Of all the books I picked up during my last trip to France, this was the only one I started reading immediately on the bus. As we rolled across the Loire Valley, I wanted to get as much information into my head before we got to another chateau. I can still see where he hit bumps on the highway and my underlining went a little wonky.
Obviously, Sarah Gristwood’s book title is a take on Game of Thrones, which I thought was pretty clever. Since I picked it up in Europe (I think at Chenonceau, but I’m not completely sure), I got the beautiful cover above. I’ve seen the alternate one with the globe in stores in the States, and I wasn’t terribly impressed with it.
Let me get my one criticism out of the way before I go any further, and that’s the fact that there was little that directly addressed the women of late Sixteenth-Century France. Chapter 42 is devoted to St Bartholomew’s day, and Chapter 43 does address some events afterward, but for the rest of the book, Gristwood focuses on the rivalry between Elizabeth I and Mary, Queen of Scots. Given the fact that the subtitle of the book is The Women Who Made Sixteenth-Century Europe, I’d have switched my focus on the two queens myself. Still, the book is a fascinating read.

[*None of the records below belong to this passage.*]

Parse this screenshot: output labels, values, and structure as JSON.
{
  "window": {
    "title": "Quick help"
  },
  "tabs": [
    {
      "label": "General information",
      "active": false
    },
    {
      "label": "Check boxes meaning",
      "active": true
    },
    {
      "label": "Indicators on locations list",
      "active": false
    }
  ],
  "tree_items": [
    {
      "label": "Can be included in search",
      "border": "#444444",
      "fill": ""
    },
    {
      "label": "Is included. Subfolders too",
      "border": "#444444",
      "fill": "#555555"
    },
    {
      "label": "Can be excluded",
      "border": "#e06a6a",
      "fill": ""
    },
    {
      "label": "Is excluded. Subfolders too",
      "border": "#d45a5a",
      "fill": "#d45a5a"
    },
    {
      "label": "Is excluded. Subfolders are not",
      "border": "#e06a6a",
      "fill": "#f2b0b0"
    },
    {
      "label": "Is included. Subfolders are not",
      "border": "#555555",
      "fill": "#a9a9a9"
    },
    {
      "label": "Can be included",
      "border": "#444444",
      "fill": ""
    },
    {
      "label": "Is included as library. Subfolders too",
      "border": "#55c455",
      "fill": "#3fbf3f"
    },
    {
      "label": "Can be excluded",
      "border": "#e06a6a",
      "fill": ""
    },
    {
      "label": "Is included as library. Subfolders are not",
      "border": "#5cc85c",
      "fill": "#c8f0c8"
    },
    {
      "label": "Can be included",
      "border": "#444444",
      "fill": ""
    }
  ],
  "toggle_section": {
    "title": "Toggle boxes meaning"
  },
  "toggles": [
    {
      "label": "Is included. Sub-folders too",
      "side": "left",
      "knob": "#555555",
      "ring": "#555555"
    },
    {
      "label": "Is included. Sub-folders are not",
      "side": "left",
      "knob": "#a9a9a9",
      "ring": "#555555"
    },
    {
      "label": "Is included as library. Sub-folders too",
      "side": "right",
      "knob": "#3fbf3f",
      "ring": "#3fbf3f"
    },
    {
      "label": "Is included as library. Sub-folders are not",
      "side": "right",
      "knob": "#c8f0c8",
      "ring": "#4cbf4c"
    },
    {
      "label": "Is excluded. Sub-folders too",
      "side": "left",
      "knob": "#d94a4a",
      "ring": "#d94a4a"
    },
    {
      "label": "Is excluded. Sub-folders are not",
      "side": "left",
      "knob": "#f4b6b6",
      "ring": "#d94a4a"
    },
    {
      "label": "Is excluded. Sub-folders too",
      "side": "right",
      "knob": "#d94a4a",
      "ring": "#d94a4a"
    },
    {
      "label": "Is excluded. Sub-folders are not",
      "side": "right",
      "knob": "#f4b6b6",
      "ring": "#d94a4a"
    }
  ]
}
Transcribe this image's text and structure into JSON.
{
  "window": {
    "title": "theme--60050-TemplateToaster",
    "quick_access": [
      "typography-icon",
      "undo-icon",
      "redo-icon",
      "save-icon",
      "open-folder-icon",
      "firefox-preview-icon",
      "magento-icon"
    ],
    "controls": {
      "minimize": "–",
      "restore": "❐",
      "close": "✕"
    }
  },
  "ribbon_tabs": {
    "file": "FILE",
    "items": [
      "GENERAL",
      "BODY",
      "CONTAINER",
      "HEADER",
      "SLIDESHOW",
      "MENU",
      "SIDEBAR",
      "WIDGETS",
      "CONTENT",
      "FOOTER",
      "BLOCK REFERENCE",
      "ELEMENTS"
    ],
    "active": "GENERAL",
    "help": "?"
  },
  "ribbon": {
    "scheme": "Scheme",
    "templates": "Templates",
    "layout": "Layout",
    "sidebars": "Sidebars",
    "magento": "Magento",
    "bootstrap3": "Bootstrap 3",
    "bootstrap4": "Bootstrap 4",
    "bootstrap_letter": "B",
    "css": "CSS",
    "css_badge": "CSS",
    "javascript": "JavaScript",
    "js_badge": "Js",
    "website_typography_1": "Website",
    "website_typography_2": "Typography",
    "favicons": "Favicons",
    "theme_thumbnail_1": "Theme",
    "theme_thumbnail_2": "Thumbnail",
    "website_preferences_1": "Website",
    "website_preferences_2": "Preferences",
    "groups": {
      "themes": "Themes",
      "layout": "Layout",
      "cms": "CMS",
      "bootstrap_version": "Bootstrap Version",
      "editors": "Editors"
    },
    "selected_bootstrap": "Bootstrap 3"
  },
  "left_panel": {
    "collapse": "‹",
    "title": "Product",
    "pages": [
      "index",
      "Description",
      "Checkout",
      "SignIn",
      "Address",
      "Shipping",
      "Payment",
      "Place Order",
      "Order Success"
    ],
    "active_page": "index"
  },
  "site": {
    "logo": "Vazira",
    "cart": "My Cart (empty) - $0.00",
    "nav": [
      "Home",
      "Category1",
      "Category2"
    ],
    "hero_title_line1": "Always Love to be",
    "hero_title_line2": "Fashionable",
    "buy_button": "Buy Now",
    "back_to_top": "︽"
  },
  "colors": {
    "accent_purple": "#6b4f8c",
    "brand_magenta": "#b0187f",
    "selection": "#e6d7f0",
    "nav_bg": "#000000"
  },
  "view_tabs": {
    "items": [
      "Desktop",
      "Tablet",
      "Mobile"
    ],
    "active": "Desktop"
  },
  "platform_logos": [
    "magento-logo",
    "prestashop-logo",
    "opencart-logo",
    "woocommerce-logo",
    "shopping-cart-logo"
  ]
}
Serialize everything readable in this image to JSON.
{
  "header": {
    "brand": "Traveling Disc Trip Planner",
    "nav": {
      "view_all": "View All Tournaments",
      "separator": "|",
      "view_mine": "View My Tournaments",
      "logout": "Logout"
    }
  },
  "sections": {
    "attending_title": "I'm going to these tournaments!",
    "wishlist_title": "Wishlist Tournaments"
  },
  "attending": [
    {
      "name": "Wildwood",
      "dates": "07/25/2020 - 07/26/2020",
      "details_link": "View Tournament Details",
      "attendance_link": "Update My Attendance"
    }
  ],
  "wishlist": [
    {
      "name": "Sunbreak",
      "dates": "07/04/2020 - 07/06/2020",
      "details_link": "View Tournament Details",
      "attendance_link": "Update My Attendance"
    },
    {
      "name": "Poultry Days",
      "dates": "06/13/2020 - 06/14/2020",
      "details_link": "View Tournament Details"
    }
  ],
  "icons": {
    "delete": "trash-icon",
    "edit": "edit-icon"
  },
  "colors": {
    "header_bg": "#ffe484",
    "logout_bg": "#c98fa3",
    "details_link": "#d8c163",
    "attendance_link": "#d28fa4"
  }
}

First off, the scope and completeness of all of Western Europe are what makes this book a great reference. Gristwood focuses on the interwoven Hapsburgs of both Austria and Span, France, England, and Scotland. There’s a short but concise Who’s Who at the beginning of the book, which I found handy when doing research. She’s also provided handy genealogies, detailing where the various royal families intermarried during the Sixteenth Century. Since the Protestant Reformation kicked into high gear during this period, Gristwood was kind enough to even give a brief overview of the main Reformation figures.
In my case, this was a learning experience, since there’s much about the Hapsburg lands in the Netherlands that as a French focused historian I’d only known about in the most general terms. For Tudor fans, there’s plenty of information about Katherine of Aragon and Margaret Tudor’s marriage to James V of Scotland. Again, the wide scope of most of western Europe makes the book a great read for someone who wants to learn about the changing rivalries between the countries, but from the perspectives of the women who helped shape them. There are enough broken betrothals to keep the reader turning the page.
All in all, I loved the book. It was outside of my era and my focus mainly, although there were some pieces that I was able to use when writing my own books. I’m glad it made it back with me from France, and I’d recommend it to anyone who wants to learn about Sixteenth-Century European politics from a woman’s point of view.